### Material supplied
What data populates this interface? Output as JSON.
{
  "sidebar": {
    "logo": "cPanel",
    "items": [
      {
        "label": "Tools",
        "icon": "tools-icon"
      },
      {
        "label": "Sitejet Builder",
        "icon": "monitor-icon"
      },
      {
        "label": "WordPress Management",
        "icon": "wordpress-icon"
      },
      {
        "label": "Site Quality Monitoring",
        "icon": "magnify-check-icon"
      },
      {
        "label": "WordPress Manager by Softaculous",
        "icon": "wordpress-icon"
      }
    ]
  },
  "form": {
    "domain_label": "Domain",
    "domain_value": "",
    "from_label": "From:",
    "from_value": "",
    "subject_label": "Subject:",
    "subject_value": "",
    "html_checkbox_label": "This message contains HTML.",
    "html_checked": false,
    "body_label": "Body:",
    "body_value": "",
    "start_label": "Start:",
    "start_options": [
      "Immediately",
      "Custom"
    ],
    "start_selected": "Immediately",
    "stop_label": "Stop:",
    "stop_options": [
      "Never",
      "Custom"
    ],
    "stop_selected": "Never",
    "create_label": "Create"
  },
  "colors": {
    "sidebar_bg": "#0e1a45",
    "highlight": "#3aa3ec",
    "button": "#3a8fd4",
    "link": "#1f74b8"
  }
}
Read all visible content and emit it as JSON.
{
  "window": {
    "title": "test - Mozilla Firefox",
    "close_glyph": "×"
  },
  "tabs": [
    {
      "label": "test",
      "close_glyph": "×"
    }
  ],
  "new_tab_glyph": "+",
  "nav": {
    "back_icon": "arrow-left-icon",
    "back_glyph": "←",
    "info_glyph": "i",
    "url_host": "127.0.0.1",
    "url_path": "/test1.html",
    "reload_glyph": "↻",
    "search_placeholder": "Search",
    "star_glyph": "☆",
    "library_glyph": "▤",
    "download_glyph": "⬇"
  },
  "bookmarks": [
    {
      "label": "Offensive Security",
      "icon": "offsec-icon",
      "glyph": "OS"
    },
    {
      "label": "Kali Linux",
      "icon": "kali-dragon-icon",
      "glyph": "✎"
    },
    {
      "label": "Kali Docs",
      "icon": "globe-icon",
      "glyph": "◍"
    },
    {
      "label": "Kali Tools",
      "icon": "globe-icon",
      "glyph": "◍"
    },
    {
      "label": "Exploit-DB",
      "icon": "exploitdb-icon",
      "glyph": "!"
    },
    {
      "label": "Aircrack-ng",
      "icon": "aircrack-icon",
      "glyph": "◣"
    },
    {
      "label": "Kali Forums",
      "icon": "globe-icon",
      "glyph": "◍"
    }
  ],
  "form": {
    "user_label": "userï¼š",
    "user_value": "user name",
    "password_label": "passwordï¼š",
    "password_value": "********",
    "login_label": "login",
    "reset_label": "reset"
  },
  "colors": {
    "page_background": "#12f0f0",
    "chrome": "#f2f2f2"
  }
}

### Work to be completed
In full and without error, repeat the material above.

### Answer box
What data populates this interface? Output as JSON.
{
  "sidebar": {
    "logo": "cPanel",
    "items": [
      {
        "label": "Tools",
        "icon": "tools-icon"
      },
      {
        "label": "Sitejet Builder",
        "icon": "monitor-icon"
      },
      {
        "label": "WordPress Management",
        "icon": "wordpress-icon"
      },
      {
        "label": "Site Quality Monitoring",
        "icon": "magnify-check-icon"
      },
      {
        "label": "WordPress Manager by Softaculous",
        "icon": "wordpress-icon"
      }
    ]
  },
  "form": {
    "domain_label": "Domain",
    "domain_value": "",
    "from_label": "From:",
    "from_value": "",
    "subject_label": "Subject:",
    "subject_value": "",
    "html_checkbox_label": "This message contains HTML.",
    "html_checked": false,
    "body_label": "Body:",
    "body_value": "",
    "start_label": "Start:",
    "start_options": [
      "Immediately",
      "Custom"
    ],
    "start_selected": "Immediately",
    "stop_label": "Stop:",
    "stop_options": [
      "Never",
      "Custom"
    ],
    "stop_selected": "Never",
    "create_label": "Create"
  },
  "colors": {
    "sidebar_bg": "#0e1a45",
    "highlight": "#3aa3ec",
    "button": "#3a8fd4",
    "link": "#1f74b8"
  }
}
Read all visible content and emit it as JSON.
{
  "window": {
    "title": "test - Mozilla Firefox",
    "close_glyph": "×"
  },
  "tabs": [
    {
      "label": "test",
      "close_glyph": "×"
    }
  ],
  "new_tab_glyph": "+",
  "nav": {
    "back_icon": "arrow-left-icon",
    "back_glyph": "←",
    "info_glyph": "i",
    "url_host": "127.0.0.1",
    "url_path": "/test1.html",
    "reload_glyph": "↻",
    "search_placeholder": "Search",
    "star_glyph": "☆",
    "library_glyph": "▤",
    "download_glyph": "⬇"
  },
  "bookmarks": [
    {
      "label": "Offensive Security",
      "icon": "offsec-icon",
      "glyph": "OS"
    },
    {
      "label": "Kali Linux",
      "icon": "kali-dragon-icon",
      "glyph": "✎"
    },
    {
      "label": "Kali Docs",
      "icon": "globe-icon",
      "glyph": "◍"
    },
    {
      "label": "Kali Tools",
      "icon": "globe-icon",
      "glyph": "◍"
    },
    {
      "label": "Exploit-DB",
      "icon": "exploitdb-icon",
      "glyph": "!"
    },
    {
      "label": "Aircrack-ng",
      "icon": "aircrack-icon",
      "glyph": "◣"
    },
    {
      "label": "Kali Forums",
      "icon": "globe-icon",
      "glyph": "◍"
    }
  ],
  "form": {
    "user_label": "userï¼š",
    "user_value": "user name",
    "password_label": "passwordï¼š",
    "password_value": "********",
    "login_label": "login",
    "reset_label": "reset"
  },
  "colors": {
    "page_background": "#12f0f0",
    "chrome": "#f2f2f2"
  }
}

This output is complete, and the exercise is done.